Lili Hawker

Concert goers gather in front of the Englert Theater in Iowa City on Saturday, April 9, 2022.

Lunar New Year marks the beginning of the lunar calendar – a celebration of new beginnings, reunion and family.

The holiday is honored with music, dancing and food, all of which could be found at the Englert Theater on Sunday.

The Iowa City Area Chinese Association hosted the Lunar New Year Gala, ushering in the Year of the Rabbit. The event featured nine unique performances of music and dance by local artists of all ages. The celebrations highlighted themes of togetherness, celebration and positive outlook for the new season.

Each performer spent up to a month preparing for the event. Ming Hu, a pianist, and Yaxin Sun, a singer, performed two songs together and said they first rehearsed individually and then together.

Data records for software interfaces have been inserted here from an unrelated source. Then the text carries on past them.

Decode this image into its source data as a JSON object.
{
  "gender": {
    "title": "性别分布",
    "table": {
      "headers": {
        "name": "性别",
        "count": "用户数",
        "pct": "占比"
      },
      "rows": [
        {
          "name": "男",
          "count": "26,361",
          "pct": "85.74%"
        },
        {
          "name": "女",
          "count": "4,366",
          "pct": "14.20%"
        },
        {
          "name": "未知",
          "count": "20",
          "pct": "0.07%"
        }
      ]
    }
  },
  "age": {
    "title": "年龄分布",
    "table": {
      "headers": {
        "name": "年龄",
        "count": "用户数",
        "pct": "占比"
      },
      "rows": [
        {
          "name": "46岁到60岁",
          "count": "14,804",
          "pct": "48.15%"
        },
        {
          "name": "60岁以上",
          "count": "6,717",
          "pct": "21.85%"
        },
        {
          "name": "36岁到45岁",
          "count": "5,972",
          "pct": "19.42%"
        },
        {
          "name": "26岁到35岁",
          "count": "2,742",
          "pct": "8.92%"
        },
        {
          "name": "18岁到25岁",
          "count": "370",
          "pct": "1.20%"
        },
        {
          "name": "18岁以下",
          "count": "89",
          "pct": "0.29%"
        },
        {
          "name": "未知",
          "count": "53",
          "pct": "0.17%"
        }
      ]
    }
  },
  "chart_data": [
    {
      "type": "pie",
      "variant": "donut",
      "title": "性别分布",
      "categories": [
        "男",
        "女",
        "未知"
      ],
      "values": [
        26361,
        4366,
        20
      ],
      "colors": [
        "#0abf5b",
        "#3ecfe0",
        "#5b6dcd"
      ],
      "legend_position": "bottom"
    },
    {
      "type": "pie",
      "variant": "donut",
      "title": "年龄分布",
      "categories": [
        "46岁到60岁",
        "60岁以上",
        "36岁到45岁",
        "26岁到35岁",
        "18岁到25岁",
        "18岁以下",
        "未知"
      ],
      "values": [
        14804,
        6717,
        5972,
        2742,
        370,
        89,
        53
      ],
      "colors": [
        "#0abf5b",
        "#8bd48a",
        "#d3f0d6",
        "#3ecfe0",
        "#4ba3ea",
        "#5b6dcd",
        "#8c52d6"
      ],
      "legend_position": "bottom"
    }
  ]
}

This was Hu’s third appearance at the ICACA Lunar New Year Gala and Sun’s first appearance at the gala. The gala had a wide range of performances, including traditional Chinese folk dances, choral music, children’s songs and even modern K-pop dances.

“It’s a bit like Christmas, it’s the biggest thing for us,” Hu said, referring to the lunar new year.

The Lunar New Year is celebrated with a two-week festival in many countries around the world, and it is common for students and staff to take the days off to spend time with their families.

The gala also celebrated the recognition of the Lunar New Year as a holiday now observed by the Iowa City Community School District.

“I think the Lunar New Year is the festival I’ve been looking forward to the most in a year,” Hu said. “I see all my relatives, all my cousins.”

Hu has lived in the United States for nine years. She shared that the holidays are a difficult time to be apart from her family.

“I usually just cook a nice meal with my friends,” Hu said. She said she often calls her family in the New Year because she can’t be with them in person.

Lunar New Year means something different to each person celebrating it, which the event highlighted. Each performer chose a play that meant something special to them – something they saw as a good representation of the new year.

“It’s a family reunion,” Sun said of the holiday. “Everyone brings their best wishes for the coming year.”

Sun said she spends time with extended family and enjoys celebrations like food and fireworks in the New Year.

“We’ll stay together and watch the official Chinese TV event from eight to midnight,” Sun said.

The TV program is also like the gala, Sun said. It also includes dances, performances by singers and other musicians, and more.

In the spirit of the year, the gala presented decorations with rabbit motifs, including masks and stuffed animals in bright red colours. Many participants and performers also wore red clothing in celebration and recognition of the holiday.